**Description of the task:** Make a verbatim copy of the entries below; pictures stay out.

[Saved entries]
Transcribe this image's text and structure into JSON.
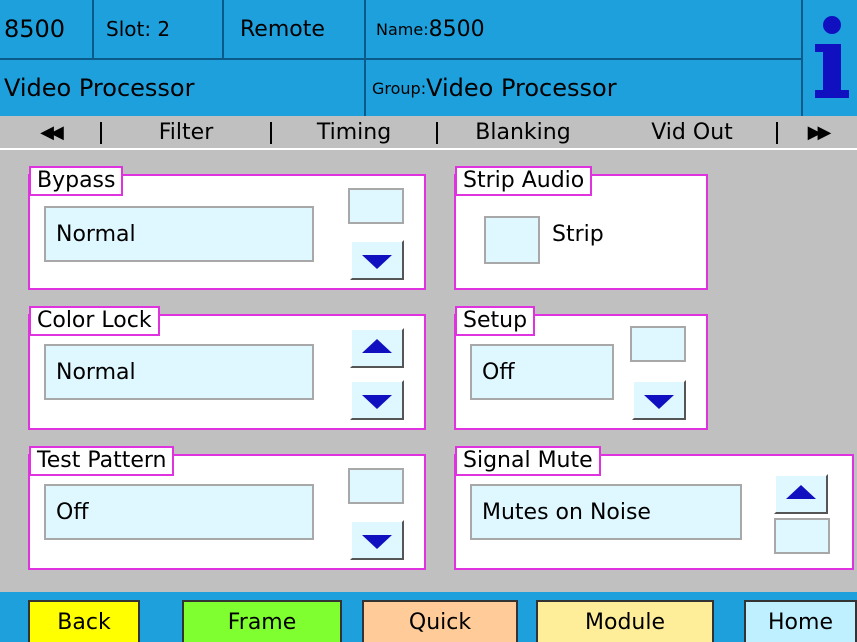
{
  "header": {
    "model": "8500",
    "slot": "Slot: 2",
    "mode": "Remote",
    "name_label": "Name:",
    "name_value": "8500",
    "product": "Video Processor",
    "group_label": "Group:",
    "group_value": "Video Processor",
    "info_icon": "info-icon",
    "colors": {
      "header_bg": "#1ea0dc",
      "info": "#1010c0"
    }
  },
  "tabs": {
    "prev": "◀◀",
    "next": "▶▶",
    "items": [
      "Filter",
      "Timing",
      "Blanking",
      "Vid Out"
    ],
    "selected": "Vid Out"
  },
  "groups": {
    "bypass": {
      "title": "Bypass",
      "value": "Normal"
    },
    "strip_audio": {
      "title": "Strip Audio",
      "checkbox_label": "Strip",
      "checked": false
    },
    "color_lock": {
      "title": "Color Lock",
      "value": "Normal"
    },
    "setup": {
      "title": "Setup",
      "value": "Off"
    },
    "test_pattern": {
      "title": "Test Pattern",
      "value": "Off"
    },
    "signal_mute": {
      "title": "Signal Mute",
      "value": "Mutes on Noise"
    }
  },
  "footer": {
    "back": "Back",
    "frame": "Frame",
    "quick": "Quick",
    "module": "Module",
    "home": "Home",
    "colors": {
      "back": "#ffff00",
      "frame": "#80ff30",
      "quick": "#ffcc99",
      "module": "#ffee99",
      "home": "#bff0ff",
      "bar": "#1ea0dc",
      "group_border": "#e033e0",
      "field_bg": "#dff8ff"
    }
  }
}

**Your solution:**
Transcribe this image's text and structure into JSON.
{
  "header": {
    "model": "8500",
    "slot": "Slot: 2",
    "mode": "Remote",
    "name_label": "Name:",
    "name_value": "8500",
    "product": "Video Processor",
    "group_label": "Group:",
    "group_value": "Video Processor",
    "info_icon": "info-icon",
    "colors": {
      "header_bg": "#1ea0dc",
      "info": "#1010c0"
    }
  },
  "tabs": {
    "prev": "◀◀",
    "next": "▶▶",
    "items": [
      "Filter",
      "Timing",
      "Blanking",
      "Vid Out"
    ],
    "selected": "Vid Out"
  },
  "groups": {
    "bypass": {
      "title": "Bypass",
      "value": "Normal"
    },
    "strip_audio": {
      "title": "Strip Audio",
      "checkbox_label": "Strip",
      "checked": false
    },
    "color_lock": {
      "title": "Color Lock",
      "value": "Normal"
    },
    "setup": {
      "title": "Setup",
      "value": "Off"
    },
    "test_pattern": {
      "title": "Test Pattern",
      "value": "Off"
    },
    "signal_mute": {
      "title": "Signal Mute",
      "value": "Mutes on Noise"
    }
  },
  "footer": {
    "back": "Back",
    "frame": "Frame",
    "quick": "Quick",
    "module": "Module",
    "home": "Home",
    "colors": {
      "back": "#ffff00",
      "frame": "#80ff30",
      "quick": "#ffcc99",
      "module": "#ffee99",
      "home": "#bff0ff",
      "bar": "#1ea0dc",
      "group_border": "#e033e0",
      "field_bg": "#dff8ff"
    }
  }
}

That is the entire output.